Its effects are only temporary, though certainly unpleasant. The active ingredients of the spray are CS crystals, which account for only five per cent of the solution's make-up. The crystals react with moisture in the eyes, mouth, nose, throat and even sweat, to produce an incapacitating burning sensation, which causes the eyes and nose to run uncontrollably, worsening the effects, and making it impossible to see and very painful to try.
The spray is not without its problems. It does not affect one in 10 people.
If sprayed at someone with a certain police or military background, the effects of CS can be significantly lessened, due to a tolerance in that individual brought on by training.
It affects some more badly than others.

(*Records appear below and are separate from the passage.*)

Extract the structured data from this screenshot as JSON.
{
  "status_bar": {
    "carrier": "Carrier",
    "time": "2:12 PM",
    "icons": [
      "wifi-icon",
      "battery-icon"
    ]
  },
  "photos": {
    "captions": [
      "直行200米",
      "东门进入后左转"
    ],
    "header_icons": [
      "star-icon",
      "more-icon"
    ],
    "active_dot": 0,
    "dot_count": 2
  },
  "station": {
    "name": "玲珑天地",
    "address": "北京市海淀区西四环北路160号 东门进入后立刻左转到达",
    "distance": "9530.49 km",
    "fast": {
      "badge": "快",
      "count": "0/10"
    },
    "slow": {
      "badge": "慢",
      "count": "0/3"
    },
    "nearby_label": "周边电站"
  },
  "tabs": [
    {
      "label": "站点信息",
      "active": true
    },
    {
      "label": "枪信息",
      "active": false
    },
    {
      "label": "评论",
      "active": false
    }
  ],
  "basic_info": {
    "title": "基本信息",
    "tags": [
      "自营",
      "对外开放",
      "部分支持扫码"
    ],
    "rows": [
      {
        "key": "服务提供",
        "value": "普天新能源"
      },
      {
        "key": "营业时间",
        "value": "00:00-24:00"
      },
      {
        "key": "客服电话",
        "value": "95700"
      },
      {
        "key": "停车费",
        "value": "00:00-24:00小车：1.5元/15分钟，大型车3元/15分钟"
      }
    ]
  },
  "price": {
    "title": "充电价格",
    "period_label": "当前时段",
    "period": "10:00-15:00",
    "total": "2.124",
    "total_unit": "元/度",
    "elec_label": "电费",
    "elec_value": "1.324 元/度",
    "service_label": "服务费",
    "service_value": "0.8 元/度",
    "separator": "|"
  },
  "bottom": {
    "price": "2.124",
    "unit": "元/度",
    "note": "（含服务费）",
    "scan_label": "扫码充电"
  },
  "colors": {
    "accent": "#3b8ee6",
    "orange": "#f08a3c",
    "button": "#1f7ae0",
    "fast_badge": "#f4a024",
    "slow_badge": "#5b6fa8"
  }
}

A colleague and friend of mine sprayed a man with CS who was advancing towards him armed with a three-foot sword, only to be told: "You'll have to do better than that." Fortunately, the man was talked into putting down his weapon.
It later transpired that the officer had been issued with an inert training spray, most likely water.
There are problems associated with using CS spray in crowds, which can cause widespread panic and trampling, and it does not confine itself to the person at whom it is discharged.
If fired directly into the face from under a metre away, any spray can cause permanent eye damage.
The public perception is that the UK police are unarmed. However, under UK law, CS spray is classified as a section 5 firearm.
Body armour is another essential piece of equipment available to the modern police officer.
The Metropolitan Police developed the Metvest, a kevlar vest to be worn covertly, which provides both ballistic protection and defence against knives and other edged weapons.
It was designed to be worn covertly perhaps in an attempt to preserve the image of the friendly London bobby.
It is cumbersome and uncomfortable. Such was the discomfort, that one day in 1997 PC Nina McKay, of the Territorial Support Group, removed hers to execute better a rapid entry for a house search. A man armed with a knife was waiting inside the front door and PC McKay was fatally stabbed.
Only recently, the Metvest has been replaced with a more practical overt style of body armour, which zips up the front, and can be removed and replaced as necessary.
Together with the proper and essential officer safety training, and perhaps an independent police complaints authority, the Garda Síochána could be issued with this equipment and brought into line with the other modern European police forces.
Ian Doyle is a former member of the Metropolitan Police in London